A little boy, Obanosi, who had just dropped out of elementary school, was returning from the farm with his father after a hot sunny day of hard work to weed their cassava plantation. He asked his father in despair how come they had very little money despite working so hard and wondered why God did not give them more money. The father responded saying God could give money but it is really government who prints them. The little boy then asked why government could not simply print enough money for everyone so that no one would have to suffer like them.
“Well, it is because politicians are selfish and they don't care about the people” said Obanosi's father. Feeling bitter, he added “In fact, government still collects money from the little we have; they say it is tax and we all have to pay it”.
This made the little boy very unhappy as he felt that they were being unfairly treated by people who are more
powerful than them.
Indeed government could have provided free education for Obanosi or created a means for his father to fund his
education so he won't have to drop out of school. And if government had provided enough social services may be
Obanosi's father would not have been very bitter about the tax he had to pay. Unfortunately the father did not know
enough to tell the little boy that if government printed enough money and shared to all then the money will become
worthless. The sad reality is that without education the cycle of ignorance and poverty may continue for yet another
This book is a compilation of my articles published in national and international media on various tax issues and fiscal policy matters. It includes topics on tax reforms, tax accounting and reporting, business competitiveness, regional integration, budget and economy, electronic taxation, transfer pricing, base erosion and profit shifting, oil and gas taxation, and ease of paying taxes. It is an excellent companion and a good source of reference for tax practitioners, accountants, entrepreneurs, lawyers, investors, policy makers and the general public. It aims to bridge the knowledge and information gap on taxation and bring a unique perspective into tax policy and governance.
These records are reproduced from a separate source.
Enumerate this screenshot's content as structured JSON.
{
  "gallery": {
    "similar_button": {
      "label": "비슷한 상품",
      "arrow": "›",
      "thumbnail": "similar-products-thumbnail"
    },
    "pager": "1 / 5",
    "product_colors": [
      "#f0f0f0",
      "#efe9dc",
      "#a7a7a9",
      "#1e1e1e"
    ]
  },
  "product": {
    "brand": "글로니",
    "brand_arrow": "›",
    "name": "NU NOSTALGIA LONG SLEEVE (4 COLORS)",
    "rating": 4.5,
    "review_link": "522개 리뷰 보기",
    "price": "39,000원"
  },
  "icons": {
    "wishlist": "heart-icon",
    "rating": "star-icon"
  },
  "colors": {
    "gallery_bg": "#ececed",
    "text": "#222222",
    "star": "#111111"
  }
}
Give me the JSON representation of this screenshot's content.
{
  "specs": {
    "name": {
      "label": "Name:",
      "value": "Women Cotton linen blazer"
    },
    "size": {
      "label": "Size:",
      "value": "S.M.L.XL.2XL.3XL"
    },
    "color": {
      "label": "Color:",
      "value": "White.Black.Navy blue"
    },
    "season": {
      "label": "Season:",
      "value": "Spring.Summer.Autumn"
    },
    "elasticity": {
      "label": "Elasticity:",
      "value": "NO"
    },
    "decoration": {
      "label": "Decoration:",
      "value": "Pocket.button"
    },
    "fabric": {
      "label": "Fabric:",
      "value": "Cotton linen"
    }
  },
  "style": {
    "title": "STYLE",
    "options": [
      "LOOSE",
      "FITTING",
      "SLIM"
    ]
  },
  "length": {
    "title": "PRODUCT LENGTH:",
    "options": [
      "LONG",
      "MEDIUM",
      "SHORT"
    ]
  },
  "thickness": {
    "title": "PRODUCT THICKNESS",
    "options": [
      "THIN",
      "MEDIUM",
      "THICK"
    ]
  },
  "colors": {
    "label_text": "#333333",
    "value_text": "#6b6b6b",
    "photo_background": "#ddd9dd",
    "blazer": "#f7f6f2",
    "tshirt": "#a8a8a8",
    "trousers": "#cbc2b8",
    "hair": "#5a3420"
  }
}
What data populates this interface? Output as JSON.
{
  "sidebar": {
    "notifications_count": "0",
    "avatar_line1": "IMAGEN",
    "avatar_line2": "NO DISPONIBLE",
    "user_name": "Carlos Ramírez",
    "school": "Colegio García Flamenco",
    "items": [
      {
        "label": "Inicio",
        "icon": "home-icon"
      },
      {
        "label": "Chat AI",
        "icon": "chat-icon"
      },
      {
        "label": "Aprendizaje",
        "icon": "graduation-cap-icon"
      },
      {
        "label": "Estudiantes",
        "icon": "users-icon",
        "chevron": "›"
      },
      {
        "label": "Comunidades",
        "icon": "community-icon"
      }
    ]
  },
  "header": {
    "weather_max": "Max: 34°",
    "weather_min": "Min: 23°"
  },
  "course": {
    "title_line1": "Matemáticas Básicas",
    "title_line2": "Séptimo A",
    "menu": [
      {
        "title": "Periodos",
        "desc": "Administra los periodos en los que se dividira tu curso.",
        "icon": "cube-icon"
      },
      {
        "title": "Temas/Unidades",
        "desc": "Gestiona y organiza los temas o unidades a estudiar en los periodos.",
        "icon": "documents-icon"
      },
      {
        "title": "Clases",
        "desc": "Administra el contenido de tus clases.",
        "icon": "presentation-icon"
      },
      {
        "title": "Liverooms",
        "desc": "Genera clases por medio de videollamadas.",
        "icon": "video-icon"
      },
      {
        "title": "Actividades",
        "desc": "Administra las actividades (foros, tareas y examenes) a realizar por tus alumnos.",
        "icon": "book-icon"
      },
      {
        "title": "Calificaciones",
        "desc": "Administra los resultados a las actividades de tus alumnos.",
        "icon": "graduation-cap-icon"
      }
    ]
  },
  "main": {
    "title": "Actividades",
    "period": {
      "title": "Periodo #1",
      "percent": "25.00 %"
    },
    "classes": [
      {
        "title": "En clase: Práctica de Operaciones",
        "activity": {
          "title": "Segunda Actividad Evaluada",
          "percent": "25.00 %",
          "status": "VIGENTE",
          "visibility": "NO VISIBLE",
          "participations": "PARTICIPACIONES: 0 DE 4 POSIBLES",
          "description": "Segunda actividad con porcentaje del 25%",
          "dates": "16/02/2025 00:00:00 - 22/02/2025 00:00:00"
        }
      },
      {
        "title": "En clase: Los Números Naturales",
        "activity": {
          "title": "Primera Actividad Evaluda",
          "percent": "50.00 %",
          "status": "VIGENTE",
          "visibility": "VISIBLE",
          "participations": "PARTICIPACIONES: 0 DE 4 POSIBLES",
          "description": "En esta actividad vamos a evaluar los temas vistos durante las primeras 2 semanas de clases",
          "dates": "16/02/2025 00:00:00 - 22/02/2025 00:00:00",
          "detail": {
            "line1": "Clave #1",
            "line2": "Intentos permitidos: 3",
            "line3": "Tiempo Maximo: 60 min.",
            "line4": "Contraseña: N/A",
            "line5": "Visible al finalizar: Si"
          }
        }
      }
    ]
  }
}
It addresses such questions as “should poor people like Obanosi's father pay tax?” If so, how much and how should
this compare to what the rich people pay? What level of social services should taxpayers, poor and rich, expect?